**DIRECTIONS**. Wherever the word "Home" appears in a line of the records, copy that line.

**DATA LISTING**.
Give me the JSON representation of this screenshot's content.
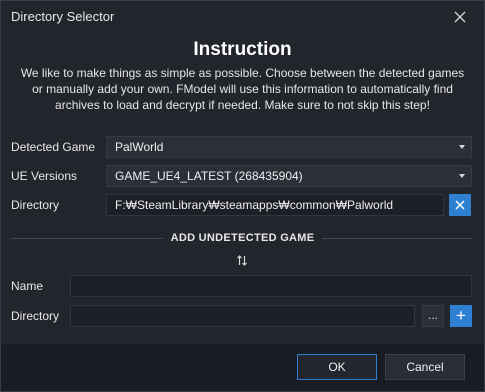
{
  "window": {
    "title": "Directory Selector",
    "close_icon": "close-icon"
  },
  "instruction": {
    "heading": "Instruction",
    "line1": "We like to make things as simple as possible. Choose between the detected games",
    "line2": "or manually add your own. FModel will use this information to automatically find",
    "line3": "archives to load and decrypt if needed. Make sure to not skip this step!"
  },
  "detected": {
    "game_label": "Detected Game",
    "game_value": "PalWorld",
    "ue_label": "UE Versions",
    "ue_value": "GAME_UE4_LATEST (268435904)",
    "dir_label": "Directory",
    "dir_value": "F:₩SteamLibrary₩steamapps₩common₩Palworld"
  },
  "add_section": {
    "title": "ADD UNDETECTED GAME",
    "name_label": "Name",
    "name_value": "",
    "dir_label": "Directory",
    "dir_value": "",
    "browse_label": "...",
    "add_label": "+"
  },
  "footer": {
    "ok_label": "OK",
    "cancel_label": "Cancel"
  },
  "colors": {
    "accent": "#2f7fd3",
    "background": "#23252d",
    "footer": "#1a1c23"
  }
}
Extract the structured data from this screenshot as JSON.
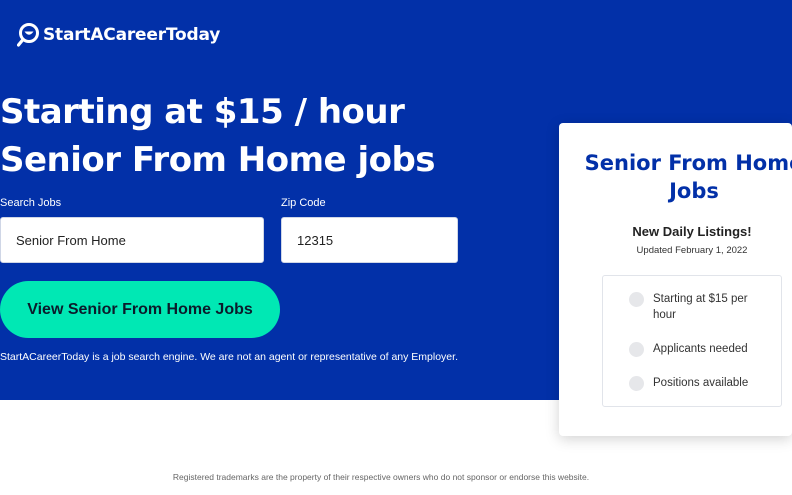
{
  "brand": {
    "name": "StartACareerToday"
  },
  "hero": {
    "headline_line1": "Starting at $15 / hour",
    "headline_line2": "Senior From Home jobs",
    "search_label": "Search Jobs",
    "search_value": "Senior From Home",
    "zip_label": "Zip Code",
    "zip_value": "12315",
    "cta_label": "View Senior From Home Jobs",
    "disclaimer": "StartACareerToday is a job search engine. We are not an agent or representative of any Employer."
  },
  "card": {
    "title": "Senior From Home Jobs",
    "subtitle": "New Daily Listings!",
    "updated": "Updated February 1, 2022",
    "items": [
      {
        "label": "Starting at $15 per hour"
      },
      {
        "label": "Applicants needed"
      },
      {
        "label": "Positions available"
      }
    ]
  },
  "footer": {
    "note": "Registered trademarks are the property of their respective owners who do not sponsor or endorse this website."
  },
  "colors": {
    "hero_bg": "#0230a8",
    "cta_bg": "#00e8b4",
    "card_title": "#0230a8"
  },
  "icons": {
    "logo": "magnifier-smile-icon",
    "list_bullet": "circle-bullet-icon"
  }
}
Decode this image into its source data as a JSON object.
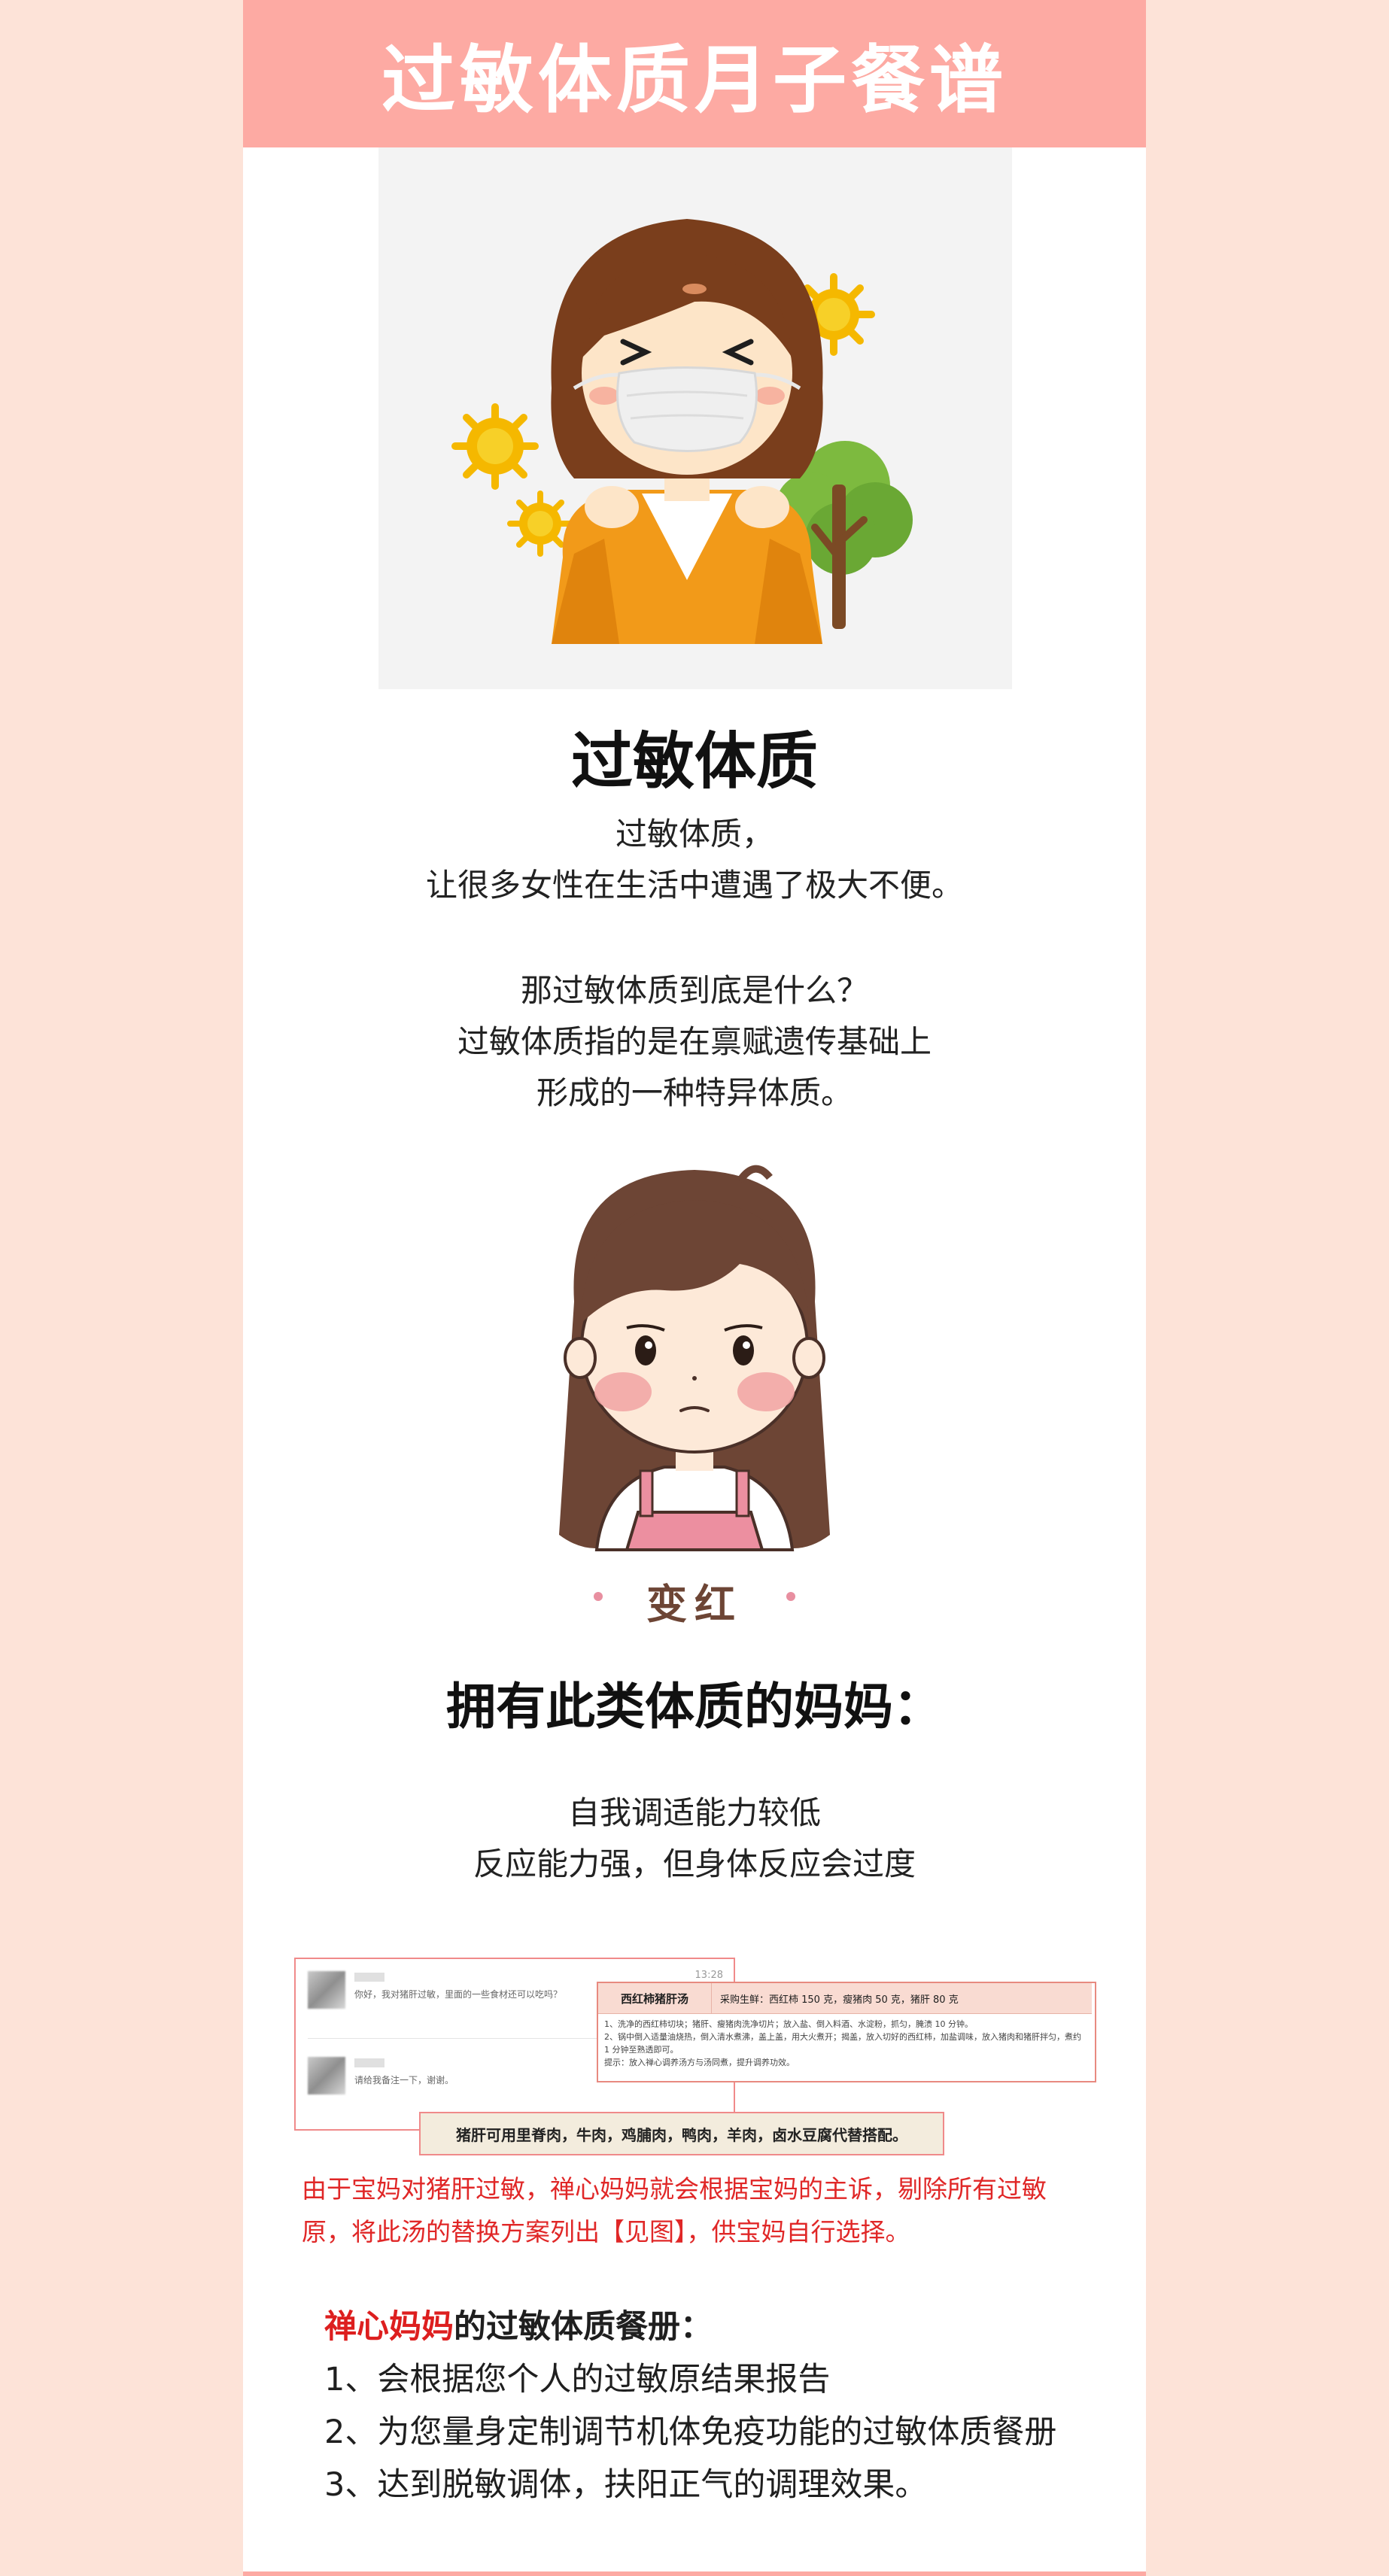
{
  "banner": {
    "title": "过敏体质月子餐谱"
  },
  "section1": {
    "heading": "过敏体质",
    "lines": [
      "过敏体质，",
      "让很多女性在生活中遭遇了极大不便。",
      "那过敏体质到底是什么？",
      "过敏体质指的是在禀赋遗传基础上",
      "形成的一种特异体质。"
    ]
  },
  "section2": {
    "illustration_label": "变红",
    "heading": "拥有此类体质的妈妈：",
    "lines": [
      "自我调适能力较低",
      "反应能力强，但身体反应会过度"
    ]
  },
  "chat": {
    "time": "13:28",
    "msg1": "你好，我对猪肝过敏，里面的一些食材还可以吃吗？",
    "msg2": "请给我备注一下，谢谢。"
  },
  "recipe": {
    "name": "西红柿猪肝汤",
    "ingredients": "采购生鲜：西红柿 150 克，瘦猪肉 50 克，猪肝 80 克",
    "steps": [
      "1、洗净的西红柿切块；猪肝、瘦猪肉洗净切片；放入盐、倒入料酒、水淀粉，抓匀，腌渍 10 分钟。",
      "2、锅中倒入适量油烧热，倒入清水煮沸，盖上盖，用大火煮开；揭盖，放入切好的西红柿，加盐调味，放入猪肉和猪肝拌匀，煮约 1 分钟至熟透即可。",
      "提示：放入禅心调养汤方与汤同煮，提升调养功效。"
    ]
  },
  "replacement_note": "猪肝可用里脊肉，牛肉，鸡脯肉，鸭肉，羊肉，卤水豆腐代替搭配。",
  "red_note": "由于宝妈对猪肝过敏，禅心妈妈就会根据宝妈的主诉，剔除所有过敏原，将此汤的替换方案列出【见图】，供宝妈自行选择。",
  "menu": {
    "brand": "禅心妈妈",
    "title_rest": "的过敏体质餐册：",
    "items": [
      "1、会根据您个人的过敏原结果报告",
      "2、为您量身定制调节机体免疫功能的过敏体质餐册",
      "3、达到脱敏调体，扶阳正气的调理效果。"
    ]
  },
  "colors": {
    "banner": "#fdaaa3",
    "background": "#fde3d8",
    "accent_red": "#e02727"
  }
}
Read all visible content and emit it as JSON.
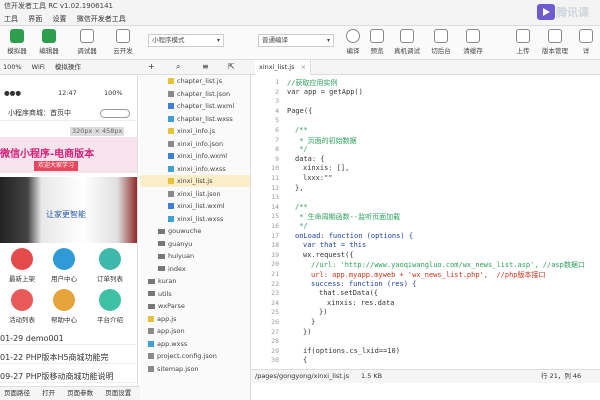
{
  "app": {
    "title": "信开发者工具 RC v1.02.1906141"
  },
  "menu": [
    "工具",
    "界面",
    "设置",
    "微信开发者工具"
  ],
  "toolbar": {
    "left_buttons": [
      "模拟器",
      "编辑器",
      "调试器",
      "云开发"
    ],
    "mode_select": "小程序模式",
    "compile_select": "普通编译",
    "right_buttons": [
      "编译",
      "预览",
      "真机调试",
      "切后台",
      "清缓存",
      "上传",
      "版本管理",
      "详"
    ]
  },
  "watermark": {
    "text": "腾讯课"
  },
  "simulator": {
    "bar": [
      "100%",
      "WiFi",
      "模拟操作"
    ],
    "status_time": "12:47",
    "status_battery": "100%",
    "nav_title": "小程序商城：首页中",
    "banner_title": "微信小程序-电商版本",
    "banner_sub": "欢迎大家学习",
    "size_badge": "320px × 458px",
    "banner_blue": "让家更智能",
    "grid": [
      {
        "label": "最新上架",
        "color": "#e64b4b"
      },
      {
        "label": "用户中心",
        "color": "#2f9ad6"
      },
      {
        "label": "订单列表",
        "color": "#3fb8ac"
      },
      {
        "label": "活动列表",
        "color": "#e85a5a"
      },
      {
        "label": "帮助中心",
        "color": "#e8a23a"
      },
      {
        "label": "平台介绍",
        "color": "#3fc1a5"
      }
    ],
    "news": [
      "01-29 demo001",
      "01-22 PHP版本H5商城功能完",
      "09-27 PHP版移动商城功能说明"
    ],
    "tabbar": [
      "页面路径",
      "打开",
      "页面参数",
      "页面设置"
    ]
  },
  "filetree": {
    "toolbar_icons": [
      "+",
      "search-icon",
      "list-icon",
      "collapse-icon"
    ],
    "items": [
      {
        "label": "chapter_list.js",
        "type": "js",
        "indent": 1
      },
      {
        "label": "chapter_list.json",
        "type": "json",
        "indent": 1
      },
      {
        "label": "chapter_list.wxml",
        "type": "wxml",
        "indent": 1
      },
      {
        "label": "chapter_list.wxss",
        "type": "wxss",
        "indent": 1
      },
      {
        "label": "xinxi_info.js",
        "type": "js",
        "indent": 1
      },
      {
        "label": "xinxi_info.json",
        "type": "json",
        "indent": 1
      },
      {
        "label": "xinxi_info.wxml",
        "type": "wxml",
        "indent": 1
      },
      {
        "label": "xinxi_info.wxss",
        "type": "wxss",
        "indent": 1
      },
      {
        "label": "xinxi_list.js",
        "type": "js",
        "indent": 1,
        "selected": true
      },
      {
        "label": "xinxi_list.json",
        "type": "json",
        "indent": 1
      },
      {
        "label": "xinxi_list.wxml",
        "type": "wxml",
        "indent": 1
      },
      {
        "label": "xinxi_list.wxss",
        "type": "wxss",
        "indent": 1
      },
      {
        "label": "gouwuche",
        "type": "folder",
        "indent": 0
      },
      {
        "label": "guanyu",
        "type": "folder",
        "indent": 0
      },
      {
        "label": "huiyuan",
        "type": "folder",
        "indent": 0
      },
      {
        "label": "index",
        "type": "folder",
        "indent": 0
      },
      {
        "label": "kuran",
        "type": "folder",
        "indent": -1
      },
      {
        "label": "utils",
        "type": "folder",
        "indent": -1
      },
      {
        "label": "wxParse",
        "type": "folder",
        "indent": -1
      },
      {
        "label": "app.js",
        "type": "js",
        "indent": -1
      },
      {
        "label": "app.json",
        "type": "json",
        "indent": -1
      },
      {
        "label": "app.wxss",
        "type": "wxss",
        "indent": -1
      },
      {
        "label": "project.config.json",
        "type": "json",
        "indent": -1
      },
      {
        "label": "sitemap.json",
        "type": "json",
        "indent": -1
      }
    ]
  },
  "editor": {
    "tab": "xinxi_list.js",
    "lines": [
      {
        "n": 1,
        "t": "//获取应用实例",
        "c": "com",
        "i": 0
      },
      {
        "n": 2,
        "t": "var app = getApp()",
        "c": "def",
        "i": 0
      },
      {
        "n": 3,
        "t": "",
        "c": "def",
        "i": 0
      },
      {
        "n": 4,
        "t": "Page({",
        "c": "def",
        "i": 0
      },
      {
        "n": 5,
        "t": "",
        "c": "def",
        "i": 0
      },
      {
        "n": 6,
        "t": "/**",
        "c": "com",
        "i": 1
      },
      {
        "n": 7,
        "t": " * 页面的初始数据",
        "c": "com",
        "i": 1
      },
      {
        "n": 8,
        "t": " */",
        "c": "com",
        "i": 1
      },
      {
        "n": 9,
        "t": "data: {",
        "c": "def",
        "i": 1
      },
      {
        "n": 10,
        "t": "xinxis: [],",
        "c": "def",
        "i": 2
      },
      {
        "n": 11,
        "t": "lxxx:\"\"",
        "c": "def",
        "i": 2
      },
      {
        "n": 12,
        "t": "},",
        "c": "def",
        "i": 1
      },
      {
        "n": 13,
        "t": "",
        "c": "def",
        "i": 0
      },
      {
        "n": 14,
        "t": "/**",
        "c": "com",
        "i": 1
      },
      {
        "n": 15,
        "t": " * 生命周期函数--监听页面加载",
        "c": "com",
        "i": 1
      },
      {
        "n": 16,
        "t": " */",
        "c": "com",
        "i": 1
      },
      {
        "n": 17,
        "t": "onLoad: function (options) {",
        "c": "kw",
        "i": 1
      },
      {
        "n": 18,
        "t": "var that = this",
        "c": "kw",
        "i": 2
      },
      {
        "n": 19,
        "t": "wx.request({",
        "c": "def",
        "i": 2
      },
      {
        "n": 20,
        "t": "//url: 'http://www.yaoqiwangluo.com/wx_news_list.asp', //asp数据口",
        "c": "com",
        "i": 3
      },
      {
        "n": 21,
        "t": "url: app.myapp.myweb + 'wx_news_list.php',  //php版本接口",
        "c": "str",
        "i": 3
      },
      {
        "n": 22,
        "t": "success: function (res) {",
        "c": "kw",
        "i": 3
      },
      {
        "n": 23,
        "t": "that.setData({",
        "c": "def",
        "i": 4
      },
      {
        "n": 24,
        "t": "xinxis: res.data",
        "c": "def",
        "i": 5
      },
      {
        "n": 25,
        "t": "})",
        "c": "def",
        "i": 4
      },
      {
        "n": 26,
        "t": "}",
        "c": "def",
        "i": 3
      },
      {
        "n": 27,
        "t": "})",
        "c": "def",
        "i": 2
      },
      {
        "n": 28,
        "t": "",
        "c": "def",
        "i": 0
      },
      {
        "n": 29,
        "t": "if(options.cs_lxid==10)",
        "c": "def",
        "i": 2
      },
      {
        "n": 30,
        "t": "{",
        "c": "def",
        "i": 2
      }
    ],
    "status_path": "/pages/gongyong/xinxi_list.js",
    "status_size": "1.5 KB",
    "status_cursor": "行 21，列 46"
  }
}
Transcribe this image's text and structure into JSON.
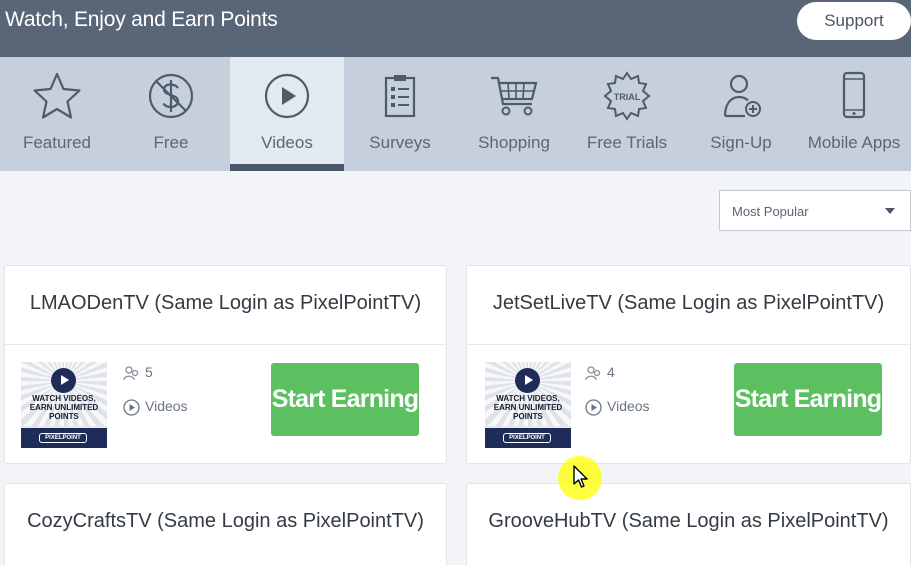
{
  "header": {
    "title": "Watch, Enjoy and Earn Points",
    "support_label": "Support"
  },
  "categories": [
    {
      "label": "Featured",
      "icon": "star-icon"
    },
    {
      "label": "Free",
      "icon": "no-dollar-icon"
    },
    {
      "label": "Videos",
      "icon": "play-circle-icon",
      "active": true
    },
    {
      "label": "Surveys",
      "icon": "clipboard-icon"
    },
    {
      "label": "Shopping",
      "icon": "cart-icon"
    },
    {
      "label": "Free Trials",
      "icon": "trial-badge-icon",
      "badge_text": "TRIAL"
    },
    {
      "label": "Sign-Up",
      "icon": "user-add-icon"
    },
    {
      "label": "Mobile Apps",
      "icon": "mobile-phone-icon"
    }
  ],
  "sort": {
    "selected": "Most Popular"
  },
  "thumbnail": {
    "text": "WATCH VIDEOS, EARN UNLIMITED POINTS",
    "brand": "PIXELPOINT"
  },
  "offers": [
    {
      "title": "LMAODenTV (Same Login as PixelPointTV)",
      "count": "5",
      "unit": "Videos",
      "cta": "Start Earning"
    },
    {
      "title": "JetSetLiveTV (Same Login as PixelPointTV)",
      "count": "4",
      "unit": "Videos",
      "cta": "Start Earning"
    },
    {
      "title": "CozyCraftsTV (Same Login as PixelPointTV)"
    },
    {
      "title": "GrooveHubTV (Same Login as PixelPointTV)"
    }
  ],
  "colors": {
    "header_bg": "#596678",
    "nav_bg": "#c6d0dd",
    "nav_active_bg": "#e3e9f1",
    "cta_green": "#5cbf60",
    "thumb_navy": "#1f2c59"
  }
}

**EXERCISE ANSWER**.
    "headline_line2": "Senior From Home jobs",
    "search_value": "Senior From Home",
    "cta_label": "View Senior From Home Jobs",
    "title": "Senior From Home Jobs",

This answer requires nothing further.